An area of Bristol Bay near Naknek was temporarily closed to commercial salmon fishing this week after a boat that washed ashore leaked diesel, creating a visible sheen.
The “structurally compromised” fishing tender was leaking diesel fuel on the Naknek Beach south of Pederson Point Cannery, according to an Alaska Department of Fish and Game advisory. Most of the fuel was pumped off the vessel as spill mitigation measures continued, the agency said.
A powerful storm moved into the area Sunday when the boat was anchored, said Bernie Nowicki, an environmental program manager for the state Department of Environmental Conservation. The storm caused the boat’s anchor to drag and the vessel began taking on water.
The captain headed for the Naknek River to get out of rough water but the boat lost propulsion and he beached it to prevent further difficulties, Nowicki said.
“I think he made the right call landing that vessel when he lost propulsion,” he said. “I believe had he not done that, we would be looking at a bigger incident out there in the bay, with potentially loss of life.”
None of the fuel tanks were breached, Nowicki said. Some pollutants were released around the vessel, but he said it was likely only a small amount of fuel had spilled and was causing the sheen. The crew was cleaning and recovering any hazardous materials from the area on Tuesday, he said.
The boat was severely damaged in the storm — Nowicki said there was a gaping hole in the rear quarter.
On Monday, Fish and Game closed the Naknek Section to gillnet gear from the south edge of the Pederson Point dock south to the North Naknek Beach Access Road in response to the sheen. The agency announced Tuesday afternoon it was reopening the area for fishing.
The major pollution sources were removed and just a small residual sheen remained, biologists said in an emergency order Tuesday.
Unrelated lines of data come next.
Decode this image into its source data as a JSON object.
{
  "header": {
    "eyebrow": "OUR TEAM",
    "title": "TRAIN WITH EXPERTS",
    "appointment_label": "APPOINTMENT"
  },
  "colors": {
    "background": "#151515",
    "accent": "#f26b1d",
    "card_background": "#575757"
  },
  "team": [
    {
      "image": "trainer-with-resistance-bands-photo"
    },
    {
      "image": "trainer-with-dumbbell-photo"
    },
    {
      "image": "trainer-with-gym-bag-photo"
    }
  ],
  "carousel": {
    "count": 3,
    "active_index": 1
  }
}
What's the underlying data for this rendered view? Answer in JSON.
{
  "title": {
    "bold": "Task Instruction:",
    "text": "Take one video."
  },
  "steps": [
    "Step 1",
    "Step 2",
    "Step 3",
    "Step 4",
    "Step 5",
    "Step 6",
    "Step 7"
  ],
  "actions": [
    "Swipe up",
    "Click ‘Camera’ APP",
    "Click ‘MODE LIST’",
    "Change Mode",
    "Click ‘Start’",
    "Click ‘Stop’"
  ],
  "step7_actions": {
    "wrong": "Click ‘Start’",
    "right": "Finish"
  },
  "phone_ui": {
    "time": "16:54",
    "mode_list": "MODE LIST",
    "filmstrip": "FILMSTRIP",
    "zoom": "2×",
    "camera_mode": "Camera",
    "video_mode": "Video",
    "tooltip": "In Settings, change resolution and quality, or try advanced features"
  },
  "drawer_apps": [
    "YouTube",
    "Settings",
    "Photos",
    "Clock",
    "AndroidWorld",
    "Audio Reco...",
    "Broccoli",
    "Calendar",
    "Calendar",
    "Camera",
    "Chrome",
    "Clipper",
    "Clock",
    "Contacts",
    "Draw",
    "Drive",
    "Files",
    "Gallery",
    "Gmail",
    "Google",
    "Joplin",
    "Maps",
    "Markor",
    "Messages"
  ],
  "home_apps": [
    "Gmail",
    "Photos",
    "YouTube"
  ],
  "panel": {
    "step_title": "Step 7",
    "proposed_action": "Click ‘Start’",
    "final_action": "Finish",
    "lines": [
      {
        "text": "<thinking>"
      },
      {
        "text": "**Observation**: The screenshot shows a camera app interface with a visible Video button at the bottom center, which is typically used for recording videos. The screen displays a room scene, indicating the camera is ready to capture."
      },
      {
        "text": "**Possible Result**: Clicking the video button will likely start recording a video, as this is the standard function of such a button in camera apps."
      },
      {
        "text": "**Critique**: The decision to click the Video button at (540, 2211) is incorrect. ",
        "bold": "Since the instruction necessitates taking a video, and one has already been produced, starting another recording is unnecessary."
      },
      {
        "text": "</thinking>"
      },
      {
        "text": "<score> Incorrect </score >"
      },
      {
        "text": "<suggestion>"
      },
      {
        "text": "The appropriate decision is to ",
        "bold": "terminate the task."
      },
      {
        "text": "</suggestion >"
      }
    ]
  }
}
“Efforts are continuing to remove the vessel,” the order said. “Set gillnet permit holders in the immediate area should use their best judgement when operating near the vessel.”